Exercise brief
Show each line of the data below in which "icon" occurs.

The input
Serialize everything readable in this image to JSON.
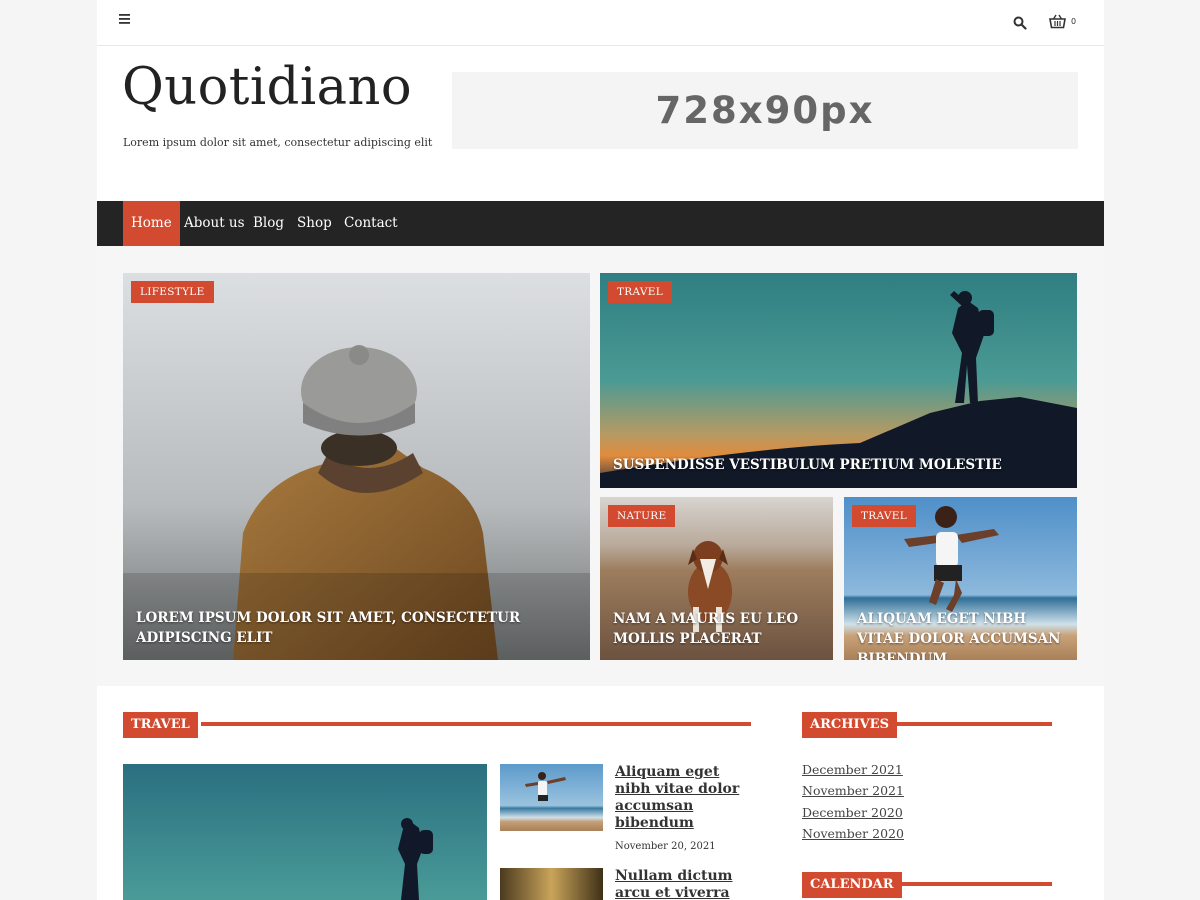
{
  "topbar": {
    "menu_icon": "hamburger-icon",
    "search_icon": "search-icon",
    "cart_icon": "basket-icon",
    "cart_count": "0"
  },
  "header": {
    "site_title": "Quotidiano",
    "tagline": "Lorem ipsum dolor sit amet, consectetur adipiscing elit",
    "ad_text": "728x90px"
  },
  "nav": {
    "items": [
      {
        "label": "Home",
        "active": true
      },
      {
        "label": "About us",
        "active": false
      },
      {
        "label": "Blog",
        "active": false
      },
      {
        "label": "Shop",
        "active": false
      },
      {
        "label": "Contact",
        "active": false
      }
    ]
  },
  "hero": {
    "posts": [
      {
        "category": "LIFESTYLE",
        "title": "LOREM IPSUM DOLOR SIT AMET, CONSECTETUR ADIPISCING ELIT"
      },
      {
        "category": "TRAVEL",
        "title": "SUSPENDISSE VESTIBULUM PRETIUM MOLESTIE"
      },
      {
        "category": "NATURE",
        "title": "NAM A MAURIS EU LEO MOLLIS PLACERAT"
      },
      {
        "category": "TRAVEL",
        "title": "ALIQUAM EGET NIBH VITAE DOLOR ACCUMSAN BIBENDUM"
      }
    ]
  },
  "travel_section": {
    "heading": "TRAVEL",
    "posts": [
      {
        "title": "Aliquam eget nibh vitae dolor accumsan bibendum",
        "date": "November 20, 2021"
      },
      {
        "title": "Nullam dictum arcu et viverra",
        "date": ""
      }
    ]
  },
  "sidebar": {
    "archives_heading": "ARCHIVES",
    "archives": [
      "December 2021",
      "November 2021",
      "December 2020",
      "November 2020"
    ],
    "calendar_heading": "CALENDAR"
  },
  "colors": {
    "accent": "#d24b30",
    "nav_bg": "#242424"
  }
}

Finished exercise
    "menu_icon": "hamburger-icon",
    "search_icon": "search-icon",
    "cart_icon": "basket-icon",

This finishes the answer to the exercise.